**Work order:** Reproduce every line in the listing that contains the word "title".

**Raw data:**
-.-.-

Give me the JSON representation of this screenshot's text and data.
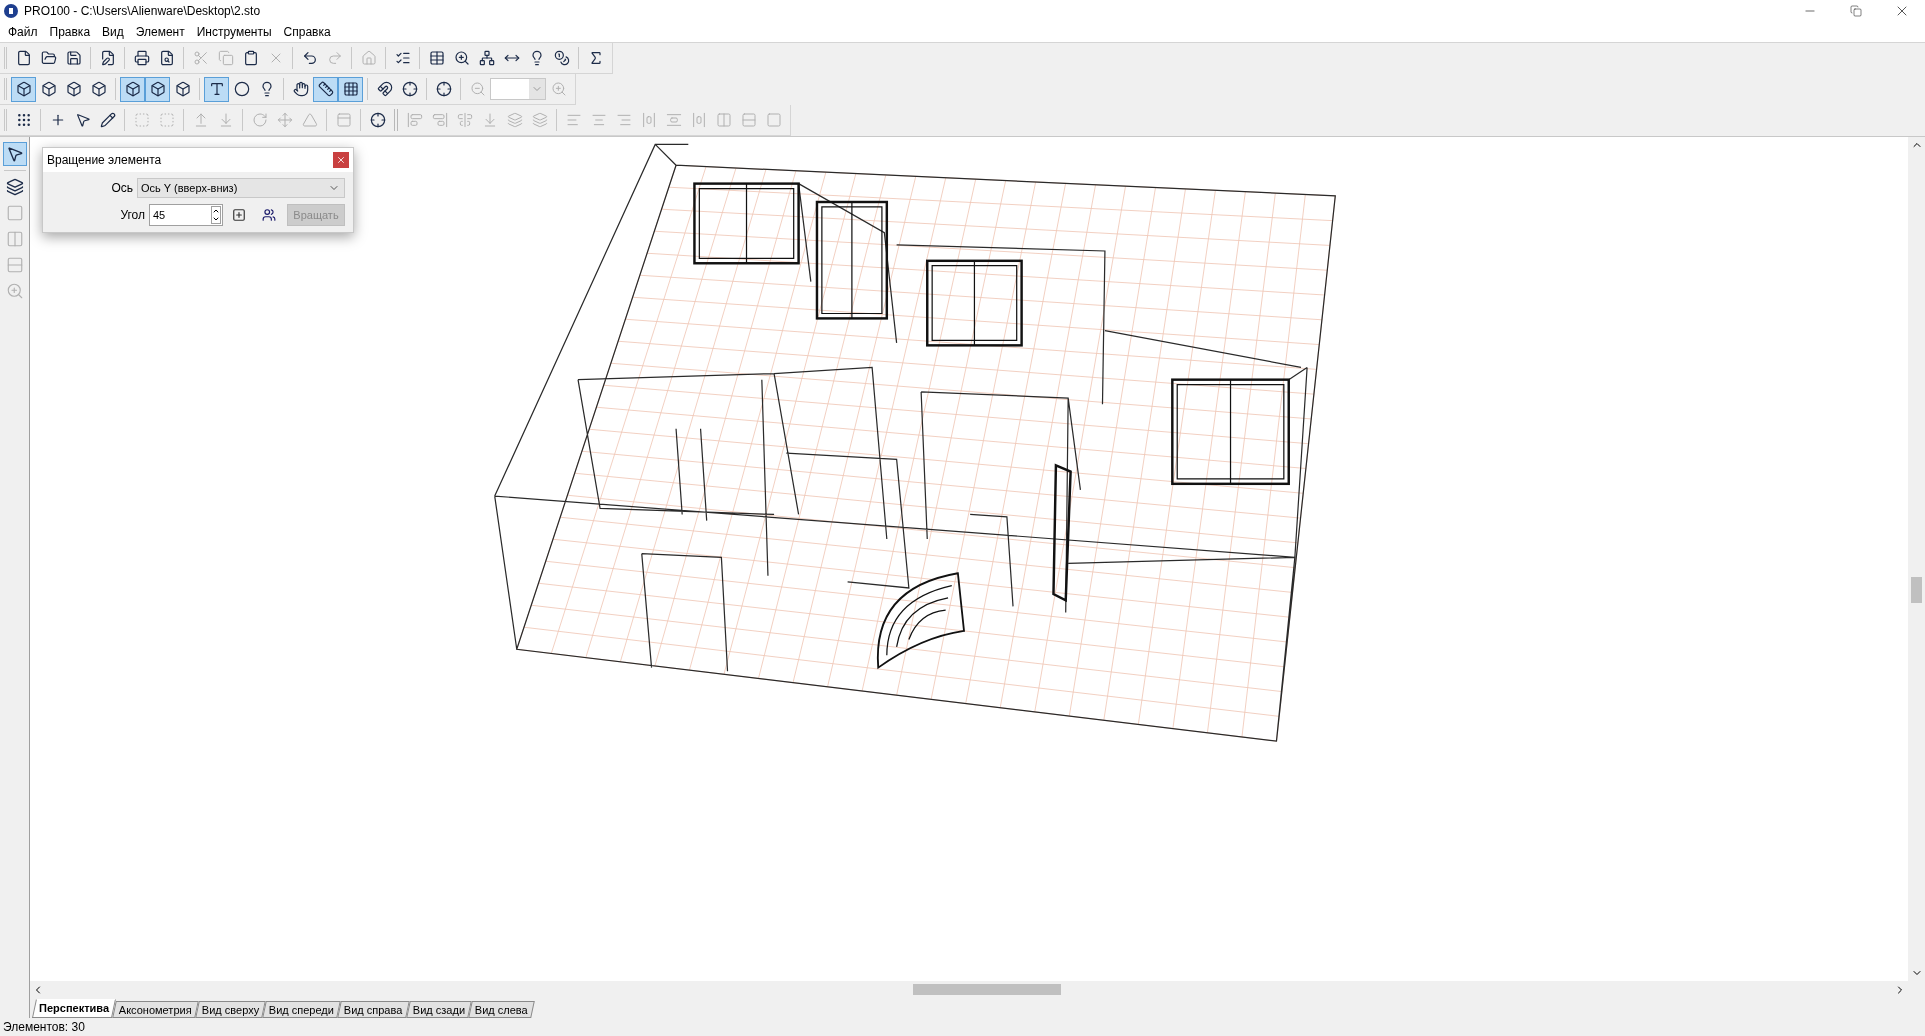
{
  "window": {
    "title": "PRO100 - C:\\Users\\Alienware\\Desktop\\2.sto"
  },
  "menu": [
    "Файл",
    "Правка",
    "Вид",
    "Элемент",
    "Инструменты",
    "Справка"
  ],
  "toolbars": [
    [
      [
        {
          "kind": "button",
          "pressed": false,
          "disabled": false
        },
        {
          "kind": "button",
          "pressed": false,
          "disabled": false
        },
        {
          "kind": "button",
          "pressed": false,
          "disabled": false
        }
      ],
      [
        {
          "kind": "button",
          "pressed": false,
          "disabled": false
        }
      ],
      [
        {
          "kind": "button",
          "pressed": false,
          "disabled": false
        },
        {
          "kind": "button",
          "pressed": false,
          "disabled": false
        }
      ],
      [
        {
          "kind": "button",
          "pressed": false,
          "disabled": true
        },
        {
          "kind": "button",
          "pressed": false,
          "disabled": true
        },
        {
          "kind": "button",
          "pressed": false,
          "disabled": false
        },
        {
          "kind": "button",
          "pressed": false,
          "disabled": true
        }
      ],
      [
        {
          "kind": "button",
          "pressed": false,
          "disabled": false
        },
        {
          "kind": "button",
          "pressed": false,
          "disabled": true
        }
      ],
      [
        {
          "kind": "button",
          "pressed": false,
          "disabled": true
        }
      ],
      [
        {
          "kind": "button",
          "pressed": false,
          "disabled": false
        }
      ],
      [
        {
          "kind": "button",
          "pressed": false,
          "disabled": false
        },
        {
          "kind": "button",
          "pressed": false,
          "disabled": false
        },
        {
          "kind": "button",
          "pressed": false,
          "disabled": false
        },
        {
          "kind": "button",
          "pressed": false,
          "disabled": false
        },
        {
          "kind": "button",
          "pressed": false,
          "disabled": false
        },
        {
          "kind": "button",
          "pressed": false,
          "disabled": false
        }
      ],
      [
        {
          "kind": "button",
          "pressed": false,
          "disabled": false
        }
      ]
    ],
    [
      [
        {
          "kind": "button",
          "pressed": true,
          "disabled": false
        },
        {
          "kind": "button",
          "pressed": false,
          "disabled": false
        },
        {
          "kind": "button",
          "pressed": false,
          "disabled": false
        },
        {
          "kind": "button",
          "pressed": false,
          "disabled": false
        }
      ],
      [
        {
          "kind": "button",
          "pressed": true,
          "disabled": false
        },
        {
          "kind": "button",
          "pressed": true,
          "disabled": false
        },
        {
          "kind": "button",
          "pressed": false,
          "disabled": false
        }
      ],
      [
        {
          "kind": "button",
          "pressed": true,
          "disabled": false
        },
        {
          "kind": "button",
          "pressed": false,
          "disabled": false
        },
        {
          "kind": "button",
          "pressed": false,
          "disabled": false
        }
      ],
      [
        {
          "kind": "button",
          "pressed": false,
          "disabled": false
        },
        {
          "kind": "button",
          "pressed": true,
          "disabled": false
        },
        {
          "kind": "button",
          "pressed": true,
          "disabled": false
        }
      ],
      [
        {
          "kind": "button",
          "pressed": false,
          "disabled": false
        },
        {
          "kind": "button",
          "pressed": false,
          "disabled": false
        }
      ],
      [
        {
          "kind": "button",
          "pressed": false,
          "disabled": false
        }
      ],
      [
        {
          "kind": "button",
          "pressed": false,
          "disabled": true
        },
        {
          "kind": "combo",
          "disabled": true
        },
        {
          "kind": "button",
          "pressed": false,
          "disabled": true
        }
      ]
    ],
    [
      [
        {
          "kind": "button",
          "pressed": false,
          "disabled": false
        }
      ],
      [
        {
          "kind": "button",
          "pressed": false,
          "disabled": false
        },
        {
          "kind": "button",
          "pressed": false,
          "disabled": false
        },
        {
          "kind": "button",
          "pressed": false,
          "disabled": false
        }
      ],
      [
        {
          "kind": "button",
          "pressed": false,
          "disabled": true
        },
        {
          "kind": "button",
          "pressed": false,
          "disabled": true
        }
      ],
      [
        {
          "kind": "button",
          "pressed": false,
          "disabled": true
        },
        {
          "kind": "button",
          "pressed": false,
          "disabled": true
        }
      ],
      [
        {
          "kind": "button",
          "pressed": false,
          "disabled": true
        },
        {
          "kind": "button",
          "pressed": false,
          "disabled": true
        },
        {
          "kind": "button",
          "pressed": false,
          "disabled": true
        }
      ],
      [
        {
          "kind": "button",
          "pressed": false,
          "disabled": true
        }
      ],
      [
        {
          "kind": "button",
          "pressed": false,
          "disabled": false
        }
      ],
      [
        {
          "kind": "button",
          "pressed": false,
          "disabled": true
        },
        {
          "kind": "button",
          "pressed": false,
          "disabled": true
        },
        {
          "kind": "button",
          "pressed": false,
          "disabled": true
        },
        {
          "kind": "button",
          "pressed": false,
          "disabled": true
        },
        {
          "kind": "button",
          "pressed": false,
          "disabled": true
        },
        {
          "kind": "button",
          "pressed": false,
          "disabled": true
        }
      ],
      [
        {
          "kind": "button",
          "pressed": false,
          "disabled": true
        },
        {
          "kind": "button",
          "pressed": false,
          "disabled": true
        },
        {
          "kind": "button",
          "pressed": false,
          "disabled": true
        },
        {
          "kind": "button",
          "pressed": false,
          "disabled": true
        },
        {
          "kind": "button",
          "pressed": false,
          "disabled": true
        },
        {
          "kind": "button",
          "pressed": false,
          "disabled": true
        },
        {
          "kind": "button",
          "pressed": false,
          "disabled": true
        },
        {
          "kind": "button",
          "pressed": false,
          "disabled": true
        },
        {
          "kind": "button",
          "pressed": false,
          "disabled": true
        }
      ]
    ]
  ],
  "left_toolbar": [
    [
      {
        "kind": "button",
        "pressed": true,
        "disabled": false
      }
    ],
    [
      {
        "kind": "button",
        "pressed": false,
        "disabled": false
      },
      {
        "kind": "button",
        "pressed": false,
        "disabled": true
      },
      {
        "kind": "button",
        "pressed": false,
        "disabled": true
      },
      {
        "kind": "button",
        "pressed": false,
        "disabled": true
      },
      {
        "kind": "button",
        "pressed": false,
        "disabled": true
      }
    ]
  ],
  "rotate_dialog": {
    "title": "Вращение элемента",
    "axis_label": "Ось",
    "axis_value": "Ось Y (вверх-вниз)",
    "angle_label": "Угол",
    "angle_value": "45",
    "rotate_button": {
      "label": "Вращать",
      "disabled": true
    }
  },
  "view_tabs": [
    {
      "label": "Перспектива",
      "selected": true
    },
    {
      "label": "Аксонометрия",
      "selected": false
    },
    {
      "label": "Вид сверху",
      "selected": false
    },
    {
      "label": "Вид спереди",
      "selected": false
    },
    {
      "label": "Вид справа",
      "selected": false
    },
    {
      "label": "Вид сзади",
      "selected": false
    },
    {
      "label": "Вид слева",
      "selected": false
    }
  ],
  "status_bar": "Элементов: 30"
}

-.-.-

**Task response:**
    "title": "PRO100 - C:\\Users\\Alienware\\Desktop\\2.sto"
    "title": "Вращение элемента",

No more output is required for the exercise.